Public Health Relevance

Hyperkyphosis (forward thoracic curvature) in older adults is an important, common problem, associated with significant disability, morbidity, and mortality, and will increase with the aging of the population. The purpose of this project is to determine the natural history, risk factors and clinical outcomes of hyperkyphosis. A greater understanding of the factors that contribute to progression of kyphosis will help lead to interventions to prevent and treat this complex condition.

Agency
National Institute of Health (NIH)
Institute
National Institute on Aging (NIA)
Type
Research Project (R01)
Project #
5R01AG041658-03
Application #
8527667
Study Section
Neurological, Aging and Musculoskeletal Epidemiology (NAME)
Program Officer
Joseph, Lyndon
Project Start
2011-09-30
Project End
2016-05-31
Budget Start
2013-09-01
Budget End
2014-05-31
Support Year
3
Fiscal Year
2013
Total Cost
$404,192
Indirect Cost
$92,853
Name
Hebrew Rehabilitation Center for Aged
Department
Type
DUNS #
030832075
City
Boston
State
MA
Country
United States
Zip Code
02131

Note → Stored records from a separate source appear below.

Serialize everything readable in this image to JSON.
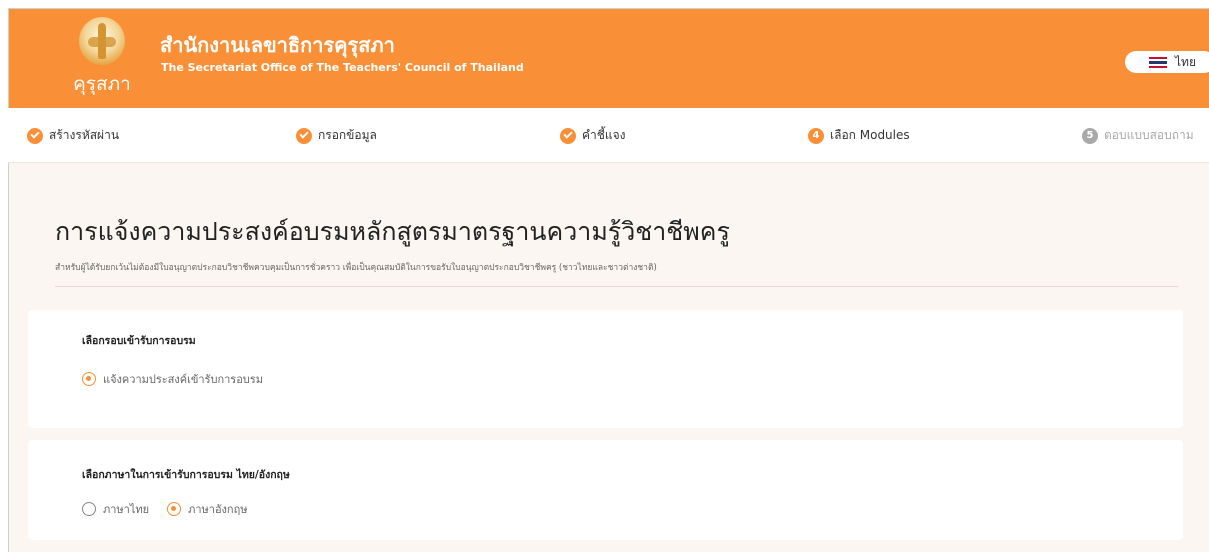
{
  "header": {
    "logo_text": "คุรุสภา",
    "org_name_th": "สำนักงานเลขาธิการคุรุสภา",
    "org_name_en": "The Secretariat Office of The Teachers' Council of Thailand",
    "language_label": "ไทย",
    "flag_icon": "thai-flag-icon",
    "brand_color": "#f98f36"
  },
  "stepper": {
    "steps": [
      {
        "label": "สร้างรหัสผ่าน",
        "status": "done"
      },
      {
        "label": "กรอกข้อมูล",
        "status": "done"
      },
      {
        "label": "คำชี้แจง",
        "status": "done"
      },
      {
        "label": "เลือก Modules",
        "status": "current",
        "number": "4"
      },
      {
        "label": "ตอบแบบสอบถาม",
        "status": "pending",
        "number": "5"
      }
    ]
  },
  "page": {
    "title": "การแจ้งความประสงค์อบรมหลักสูตรมาตรฐานความรู้วิชาชีพครู",
    "subtitle": "สำหรับผู้ได้รับยกเว้นไม่ต้องมีใบอนุญาตประกอบวิชาชีพควบคุมเป็นการชั่วคราว เพื่อเป็นคุณสมบัติในการขอรับใบอนุญาตประกอบวิชาชีพครู (ชาวไทยและชาวต่างชาติ)"
  },
  "training_round": {
    "title": "เลือกรอบเข้ารับการอบรม",
    "option_label": "แจ้งความประสงค์เข้ารับการอบรม",
    "selected": true
  },
  "language_choice": {
    "title": "เลือกภาษาในการเข้ารับการอบรม ไทย/อังกฤษ",
    "options": [
      "ภาษาไทย",
      "ภาษาอังกฤษ"
    ],
    "selected": "ภาษาอังกฤษ"
  }
}
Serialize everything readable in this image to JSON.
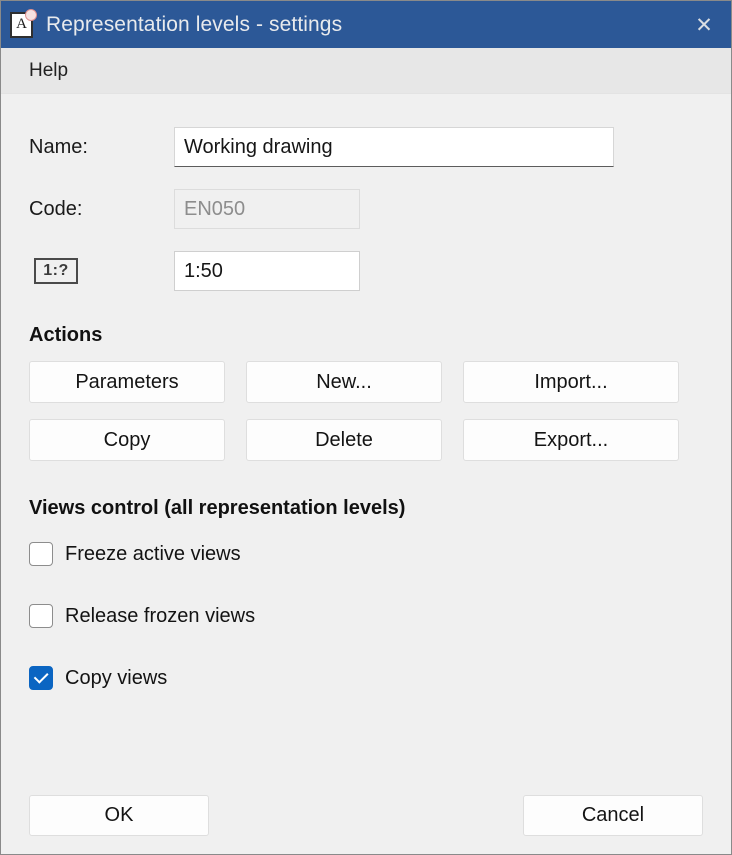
{
  "window": {
    "title": "Representation levels - settings",
    "app_icon": "document-a-icon",
    "close_label": "✕",
    "titlebar_color": "#2c5897",
    "accent_color": "#0b65c2"
  },
  "menubar": {
    "items": [
      {
        "label": "Help",
        "name": "menu-item-help"
      }
    ]
  },
  "form": {
    "name": {
      "label": "Name:",
      "value": "Working drawing",
      "placeholder": ""
    },
    "code": {
      "label": "Code:",
      "value": "EN050",
      "placeholder": "",
      "disabled": true
    },
    "scale": {
      "icon_label": "1:?",
      "value": "1:50",
      "placeholder": ""
    }
  },
  "actions": {
    "title": "Actions",
    "buttons": [
      {
        "label": "Parameters",
        "name": "parameters-button"
      },
      {
        "label": "New...",
        "name": "new-button"
      },
      {
        "label": "Import...",
        "name": "import-button"
      },
      {
        "label": "Copy",
        "name": "copy-button"
      },
      {
        "label": "Delete",
        "name": "delete-button"
      },
      {
        "label": "Export...",
        "name": "export-button"
      }
    ]
  },
  "views_control": {
    "title": "Views control (all representation levels)",
    "checkboxes": [
      {
        "label": "Freeze active views",
        "checked": false,
        "name": "checkbox-freeze-active-views"
      },
      {
        "label": "Release frozen views",
        "checked": false,
        "name": "checkbox-release-frozen-views"
      },
      {
        "label": "Copy views",
        "checked": true,
        "name": "checkbox-copy-views"
      }
    ]
  },
  "footer": {
    "ok_label": "OK",
    "cancel_label": "Cancel"
  }
}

Eum, Regina; Leveille, Suzanne G; Kiely, Dan K et al. (2013) Is kyphosis related to mobility, balance, and disability? Am J Phys Med Rehabil 92:980-9